The shutdown of Fresh in some parts of the country comes a few months after Amazon bought Whole Foods for $13.7 billion, though, Amazon said what’s happening with Fresh is unrelated to the acquisition. Just last month, Amazon announced the impending shut down of Wine, which originally launched in late 2012.
Virgin Hyperloop One plans to begin construction in 2019, but the location is yet to be determined, according to the company’s chief executive Rob Lloyd. Colorado has emerged as a prominent location for the start of the project, but other transport authorities in the U.S. have also shown interest. There are even proposals from outside the U.S.
The chief executive of Virgin Hyperloop One, Rob Lloyd, has confirmed that the company expects to start building before 2020. “Somewhere in the world we are very confident that we would begin construction in 2019 with initial testing at production level in 2021,” said Lloyd, speaking to The National.

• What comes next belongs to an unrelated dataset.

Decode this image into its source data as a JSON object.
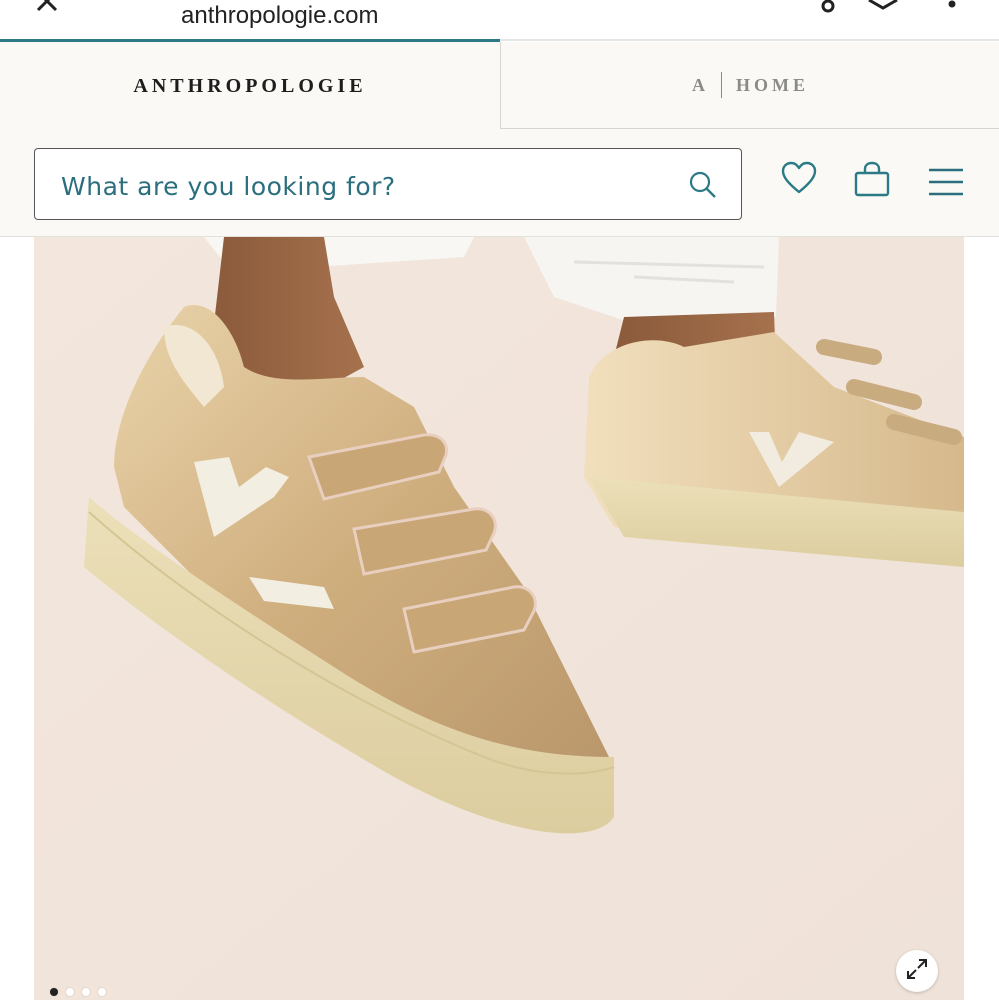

However, there are still questions about where this project will commence. There is considerable interest from transport authorities in the US, with Colorado emerging as a prominent option, but it’s just as likely that a location elsewhere in the world might get the nod.
One proposal outlined a route that would link Mexico City with Guadalajara, but there’s also interest in a Hyperloop connecting northern Europe, as well as the possibility of a track in the United Arab Emirates.

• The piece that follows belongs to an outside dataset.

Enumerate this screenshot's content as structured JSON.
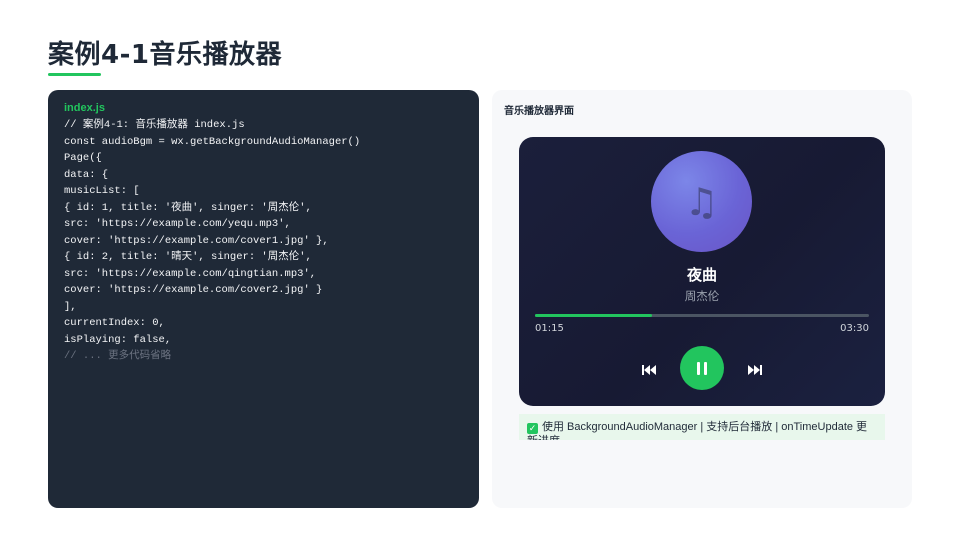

Lloyd also addressed how expensive Hyperloop travel might be. Detractors of the system have theorized that the cost of implementing a network might make this form of transport accessible only to very wealthy people.
However, Lloyd argued that Hyperloop will be “inclusive” and that people won’t be priced out. He stated that costs would only be two-thirds as high as high-speed rail, and he projected that a trip between two cities 50-60 kilometers apart could cost as little as $5.
Money will be a major factor in any Hyperloop project, but the company’s financial backing seems fairly robust. It has already raised $245 million to fund its efforts, a figure bolstered by a major investment from Richard Branson earlier this month that saw the startup rechristened as Virgin Hyperloop One.